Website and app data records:

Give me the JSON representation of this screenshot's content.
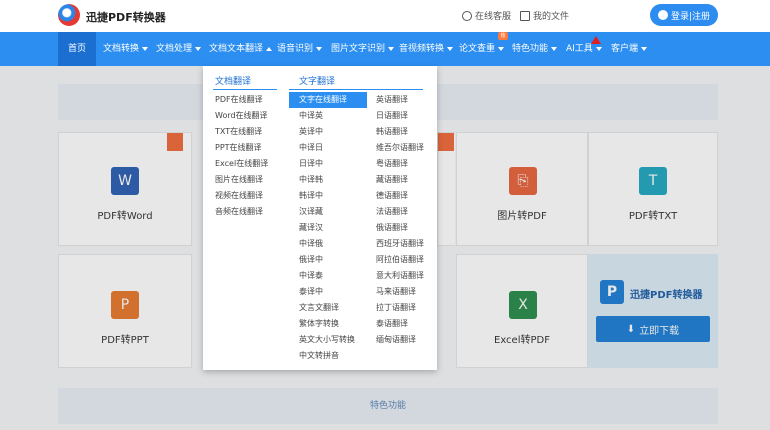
{
  "header": {
    "brand": "迅捷PDF转换器",
    "service": "在线客服",
    "my_docs": "我的文件",
    "login": "登录|注册"
  },
  "nav": [
    {
      "label": "首页"
    },
    {
      "label": "文档转换"
    },
    {
      "label": "文档处理"
    },
    {
      "label": "文档文本翻译"
    },
    {
      "label": "语音识别"
    },
    {
      "label": "图片文字识别"
    },
    {
      "label": "音视频转换"
    },
    {
      "label": "论文查重"
    },
    {
      "label": "特色功能"
    },
    {
      "label": "AI工具"
    },
    {
      "label": "客户端"
    }
  ],
  "nav_badge": "热",
  "dropdown": {
    "col1_title": "文档翻译",
    "col1": [
      "PDF在线翻译",
      "Word在线翻译",
      "TXT在线翻译",
      "PPT在线翻译",
      "Excel在线翻译",
      "图片在线翻译",
      "视频在线翻译",
      "音频在线翻译"
    ],
    "col2_title": "文字翻译",
    "col2": [
      "文字在线翻译",
      "中译英",
      "英译中",
      "中译日",
      "日译中",
      "中译韩",
      "韩译中",
      "汉译藏",
      "藏译汉",
      "中译俄",
      "俄译中",
      "中译泰",
      "泰译中",
      "文言文翻译",
      "繁体字转换",
      "英文大小写转换",
      "中文转拼音"
    ],
    "col3": [
      "英语翻译",
      "日语翻译",
      "韩语翻译",
      "维吾尔语翻译",
      "粤语翻译",
      "藏语翻译",
      "德语翻译",
      "法语翻译",
      "俄语翻译",
      "西班牙语翻译",
      "阿拉伯语翻译",
      "意大利语翻译",
      "马来语翻译",
      "拉丁语翻译",
      "泰语翻译",
      "缅甸语翻译"
    ]
  },
  "cards": [
    {
      "label": "PDF转Word",
      "icon": "W",
      "color": "#2b5fb4"
    },
    {
      "label": "图片转PDF",
      "icon": "pdf-icon",
      "color": "#e8643c"
    },
    {
      "label": "PDF转TXT",
      "icon": "T",
      "color": "#20a8c0"
    },
    {
      "label": "PDF转PPT",
      "icon": "P",
      "color": "#e8782c"
    },
    {
      "label": "Excel转PDF",
      "icon": "X",
      "color": "#2a8c4a"
    }
  ],
  "download": {
    "brand": "迅捷PDF转换器",
    "button": "立即下载"
  },
  "feature_bar": "特色功能"
}
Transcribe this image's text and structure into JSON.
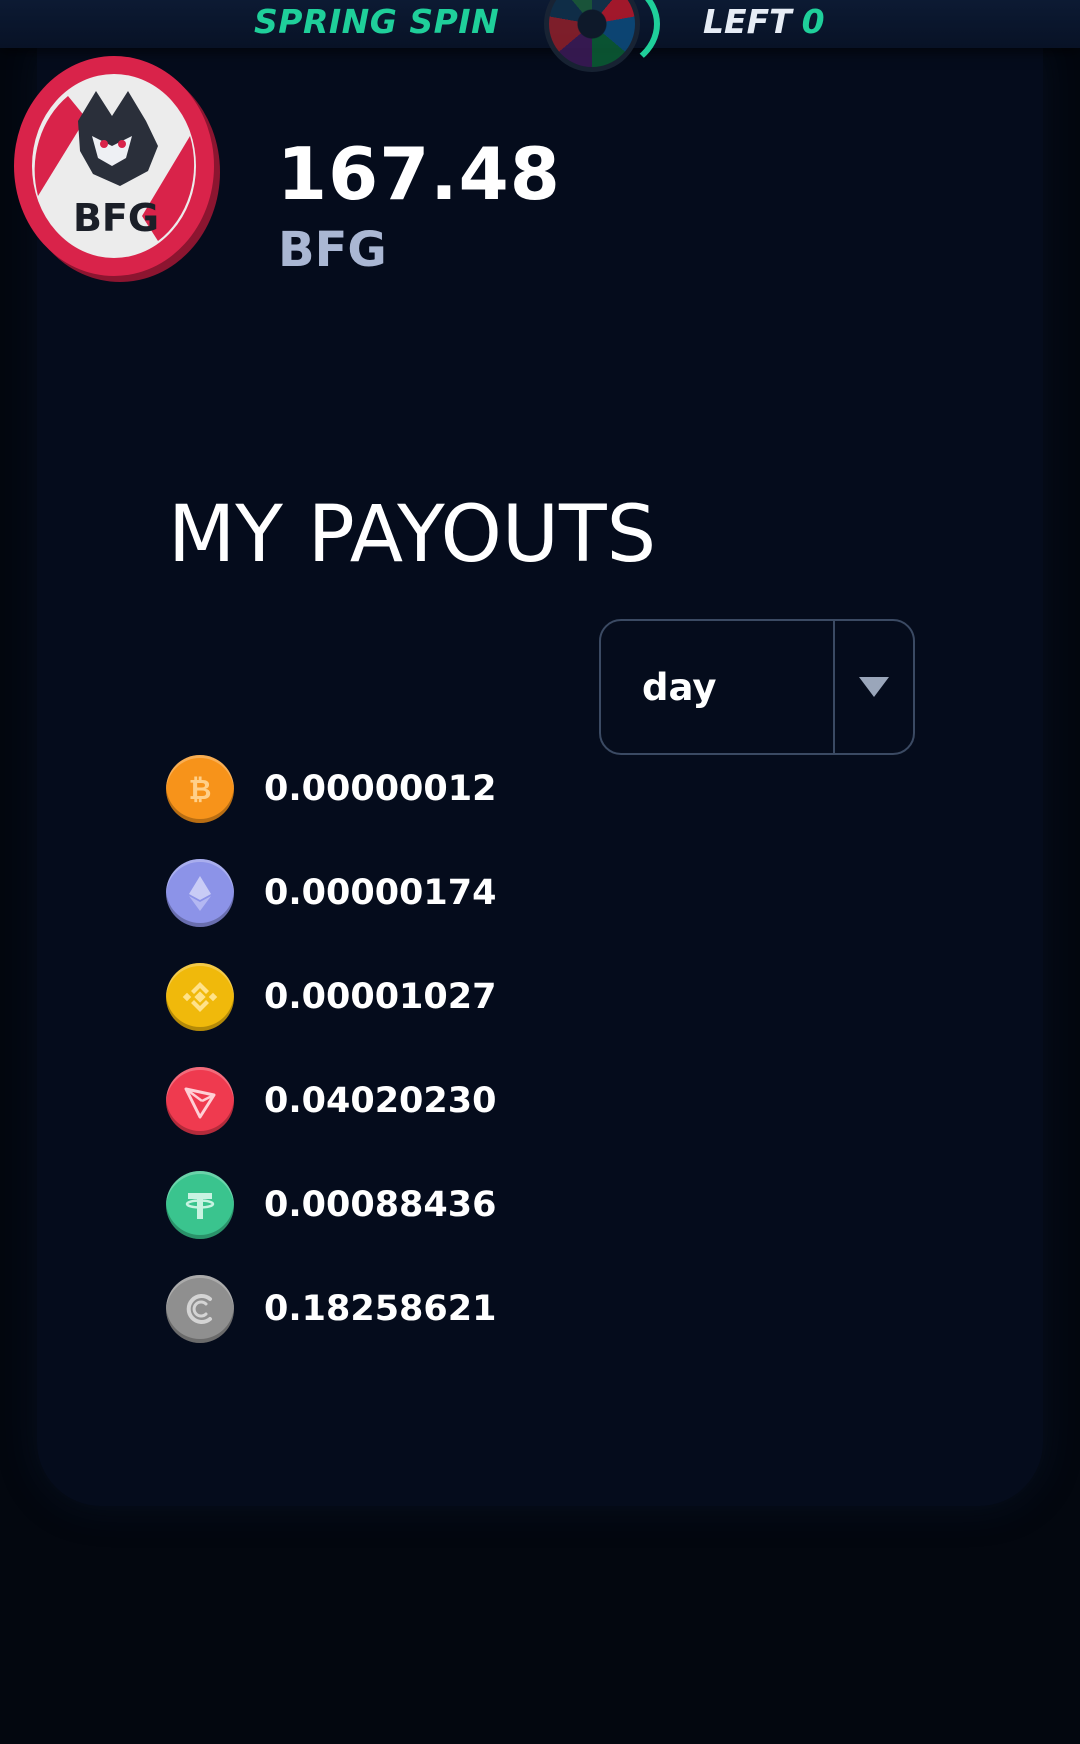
{
  "header": {
    "promo_title": "SPRING SPIN",
    "left_label": "LEFT",
    "left_count": "0"
  },
  "balance": {
    "value": "167.48",
    "ticker": "BFG",
    "logo_text": "BFG"
  },
  "payouts": {
    "title": "MY PAYOUTS",
    "period": "day",
    "items": [
      {
        "coin": "bitcoin-icon",
        "color": "#f7931a",
        "amount": "0.00000012"
      },
      {
        "coin": "ethereum-icon",
        "color": "#8c93e8",
        "amount": "0.00000174"
      },
      {
        "coin": "bnb-icon",
        "color": "#f0b90b",
        "amount": "0.00001027"
      },
      {
        "coin": "tron-icon",
        "color": "#ef3a4f",
        "amount": "0.04020230"
      },
      {
        "coin": "tether-icon",
        "color": "#3ac48e",
        "amount": "0.00088436"
      },
      {
        "coin": "coin-c-icon",
        "color": "#8f8f8f",
        "amount": "0.18258621"
      }
    ]
  }
}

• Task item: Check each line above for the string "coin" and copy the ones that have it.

• Output of the exercise:
        "coin": "bitcoin-icon",
        "coin": "ethereum-icon",
        "coin": "bnb-icon",
        "coin": "tron-icon",
        "coin": "tether-icon",
        "coin": "coin-c-icon",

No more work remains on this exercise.